'''

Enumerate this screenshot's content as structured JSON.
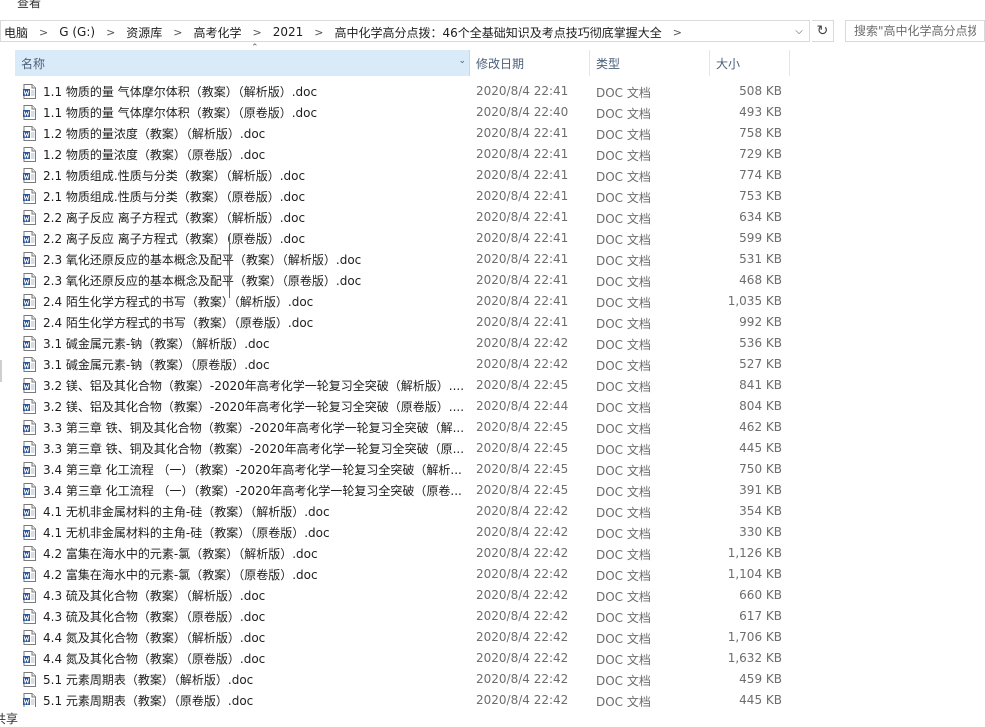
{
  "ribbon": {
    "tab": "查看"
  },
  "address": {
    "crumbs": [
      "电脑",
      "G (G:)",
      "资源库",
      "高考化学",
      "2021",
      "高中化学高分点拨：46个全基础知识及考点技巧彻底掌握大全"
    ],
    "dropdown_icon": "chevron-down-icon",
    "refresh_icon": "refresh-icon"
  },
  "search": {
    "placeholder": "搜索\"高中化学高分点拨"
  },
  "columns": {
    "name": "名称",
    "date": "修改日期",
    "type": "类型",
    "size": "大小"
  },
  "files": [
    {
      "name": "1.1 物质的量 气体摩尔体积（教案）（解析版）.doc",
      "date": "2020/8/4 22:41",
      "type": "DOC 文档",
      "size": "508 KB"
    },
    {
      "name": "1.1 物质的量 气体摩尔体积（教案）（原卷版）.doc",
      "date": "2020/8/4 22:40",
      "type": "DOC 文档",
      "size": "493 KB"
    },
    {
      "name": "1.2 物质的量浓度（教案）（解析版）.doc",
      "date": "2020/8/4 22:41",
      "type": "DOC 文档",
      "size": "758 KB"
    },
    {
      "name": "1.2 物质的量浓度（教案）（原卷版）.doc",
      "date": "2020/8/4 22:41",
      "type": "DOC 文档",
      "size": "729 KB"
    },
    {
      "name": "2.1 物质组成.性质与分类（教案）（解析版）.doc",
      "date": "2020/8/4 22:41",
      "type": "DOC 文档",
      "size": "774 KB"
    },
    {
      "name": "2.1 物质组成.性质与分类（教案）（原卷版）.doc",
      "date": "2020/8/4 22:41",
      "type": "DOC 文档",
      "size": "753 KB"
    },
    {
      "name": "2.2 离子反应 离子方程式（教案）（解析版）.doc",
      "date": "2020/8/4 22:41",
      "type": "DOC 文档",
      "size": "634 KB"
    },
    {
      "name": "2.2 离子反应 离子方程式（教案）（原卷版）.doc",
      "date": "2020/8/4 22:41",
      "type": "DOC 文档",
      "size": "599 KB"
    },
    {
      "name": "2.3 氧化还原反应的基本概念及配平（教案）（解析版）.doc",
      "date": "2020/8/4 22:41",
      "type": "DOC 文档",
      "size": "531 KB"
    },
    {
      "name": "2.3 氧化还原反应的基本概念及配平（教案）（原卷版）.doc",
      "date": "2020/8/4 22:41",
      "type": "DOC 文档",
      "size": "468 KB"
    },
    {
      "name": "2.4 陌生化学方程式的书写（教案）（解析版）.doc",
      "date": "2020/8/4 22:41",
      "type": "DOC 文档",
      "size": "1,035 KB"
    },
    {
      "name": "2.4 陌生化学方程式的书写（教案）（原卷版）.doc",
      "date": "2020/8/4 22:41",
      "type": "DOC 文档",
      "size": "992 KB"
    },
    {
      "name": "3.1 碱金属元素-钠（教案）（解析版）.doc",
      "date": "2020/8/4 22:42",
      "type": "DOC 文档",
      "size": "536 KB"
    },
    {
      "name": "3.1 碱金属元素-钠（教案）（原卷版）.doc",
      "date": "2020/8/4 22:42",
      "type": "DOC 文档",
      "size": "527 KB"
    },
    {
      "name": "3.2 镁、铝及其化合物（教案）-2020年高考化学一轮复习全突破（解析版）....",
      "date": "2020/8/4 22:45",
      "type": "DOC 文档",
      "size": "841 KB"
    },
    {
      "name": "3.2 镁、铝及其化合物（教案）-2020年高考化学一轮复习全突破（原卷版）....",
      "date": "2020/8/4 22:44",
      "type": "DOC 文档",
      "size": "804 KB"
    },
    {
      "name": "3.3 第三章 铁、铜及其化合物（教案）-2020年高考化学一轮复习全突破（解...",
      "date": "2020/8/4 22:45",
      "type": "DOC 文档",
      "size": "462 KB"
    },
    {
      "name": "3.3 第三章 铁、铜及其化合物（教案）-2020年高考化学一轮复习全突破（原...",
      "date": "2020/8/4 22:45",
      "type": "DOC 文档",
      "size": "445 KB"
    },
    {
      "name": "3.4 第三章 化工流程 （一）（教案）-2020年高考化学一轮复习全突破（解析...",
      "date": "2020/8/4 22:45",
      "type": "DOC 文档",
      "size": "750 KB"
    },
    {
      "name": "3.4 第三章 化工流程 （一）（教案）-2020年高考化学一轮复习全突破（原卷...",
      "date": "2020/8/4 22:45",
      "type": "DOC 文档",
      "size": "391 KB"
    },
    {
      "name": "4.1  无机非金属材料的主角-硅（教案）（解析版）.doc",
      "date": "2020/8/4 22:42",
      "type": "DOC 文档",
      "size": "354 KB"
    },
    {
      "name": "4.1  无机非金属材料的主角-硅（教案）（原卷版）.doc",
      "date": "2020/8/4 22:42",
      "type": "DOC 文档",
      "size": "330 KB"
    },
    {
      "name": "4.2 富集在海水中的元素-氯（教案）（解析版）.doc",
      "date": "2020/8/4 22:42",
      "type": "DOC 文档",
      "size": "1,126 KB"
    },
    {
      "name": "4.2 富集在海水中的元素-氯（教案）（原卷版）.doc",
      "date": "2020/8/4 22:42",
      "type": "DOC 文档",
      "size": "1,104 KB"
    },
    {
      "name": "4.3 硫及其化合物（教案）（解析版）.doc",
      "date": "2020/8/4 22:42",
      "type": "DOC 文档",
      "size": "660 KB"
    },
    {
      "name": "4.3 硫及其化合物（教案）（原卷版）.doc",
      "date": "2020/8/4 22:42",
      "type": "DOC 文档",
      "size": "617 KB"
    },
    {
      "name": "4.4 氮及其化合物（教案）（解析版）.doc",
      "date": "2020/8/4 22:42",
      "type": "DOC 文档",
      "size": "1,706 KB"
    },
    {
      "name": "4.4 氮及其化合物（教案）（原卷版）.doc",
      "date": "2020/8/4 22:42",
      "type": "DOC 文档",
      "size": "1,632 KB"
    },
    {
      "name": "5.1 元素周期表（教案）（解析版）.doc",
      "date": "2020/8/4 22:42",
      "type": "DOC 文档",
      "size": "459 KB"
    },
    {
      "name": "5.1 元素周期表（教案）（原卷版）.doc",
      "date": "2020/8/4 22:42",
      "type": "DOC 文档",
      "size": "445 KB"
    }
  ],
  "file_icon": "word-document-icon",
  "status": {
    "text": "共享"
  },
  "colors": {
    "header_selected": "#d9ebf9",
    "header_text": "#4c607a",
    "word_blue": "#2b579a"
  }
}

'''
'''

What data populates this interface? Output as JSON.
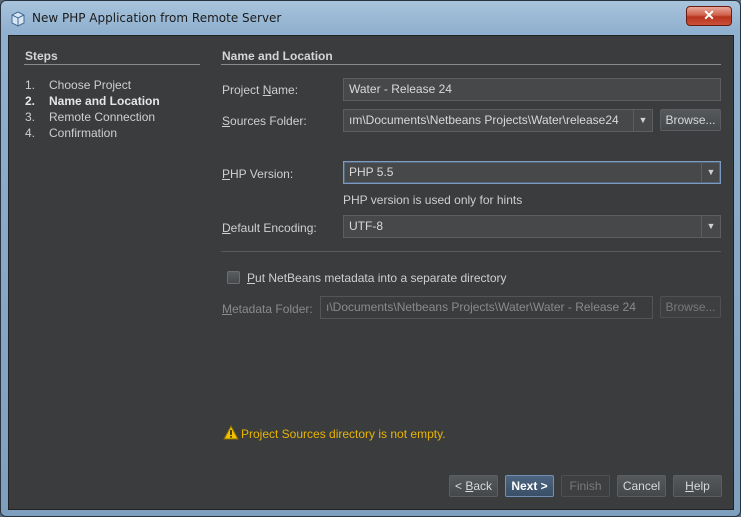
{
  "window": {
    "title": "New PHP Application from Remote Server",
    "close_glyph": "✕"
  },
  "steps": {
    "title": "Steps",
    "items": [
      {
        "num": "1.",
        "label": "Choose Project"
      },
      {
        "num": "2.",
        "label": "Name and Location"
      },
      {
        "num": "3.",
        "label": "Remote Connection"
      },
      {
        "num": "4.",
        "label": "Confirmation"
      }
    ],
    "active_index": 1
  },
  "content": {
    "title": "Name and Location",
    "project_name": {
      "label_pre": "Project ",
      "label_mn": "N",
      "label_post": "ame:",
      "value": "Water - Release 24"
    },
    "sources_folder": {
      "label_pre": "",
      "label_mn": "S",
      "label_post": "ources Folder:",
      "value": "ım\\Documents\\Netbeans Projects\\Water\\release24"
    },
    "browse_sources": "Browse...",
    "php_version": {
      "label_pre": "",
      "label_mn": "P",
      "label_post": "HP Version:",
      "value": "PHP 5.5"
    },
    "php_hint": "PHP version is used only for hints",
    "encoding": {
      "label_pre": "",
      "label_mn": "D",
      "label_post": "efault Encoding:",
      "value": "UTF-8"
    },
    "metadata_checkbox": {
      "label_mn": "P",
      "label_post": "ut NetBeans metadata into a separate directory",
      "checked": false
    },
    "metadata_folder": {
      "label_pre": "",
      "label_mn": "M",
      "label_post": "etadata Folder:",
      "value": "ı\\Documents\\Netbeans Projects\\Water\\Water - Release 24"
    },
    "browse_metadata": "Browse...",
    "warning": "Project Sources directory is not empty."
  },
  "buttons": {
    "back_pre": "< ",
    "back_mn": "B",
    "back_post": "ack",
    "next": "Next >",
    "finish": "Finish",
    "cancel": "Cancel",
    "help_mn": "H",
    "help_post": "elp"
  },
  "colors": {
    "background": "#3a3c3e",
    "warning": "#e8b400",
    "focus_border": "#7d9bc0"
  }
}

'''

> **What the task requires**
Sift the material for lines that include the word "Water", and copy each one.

> **Output for this task**
      "value": "Water - Release 24"
      "value": "ım\\Documents\\Netbeans Projects\\Water\\release24"
      "value": "ı\\Documents\\Netbeans Projects\\Water\\Water - Release 24"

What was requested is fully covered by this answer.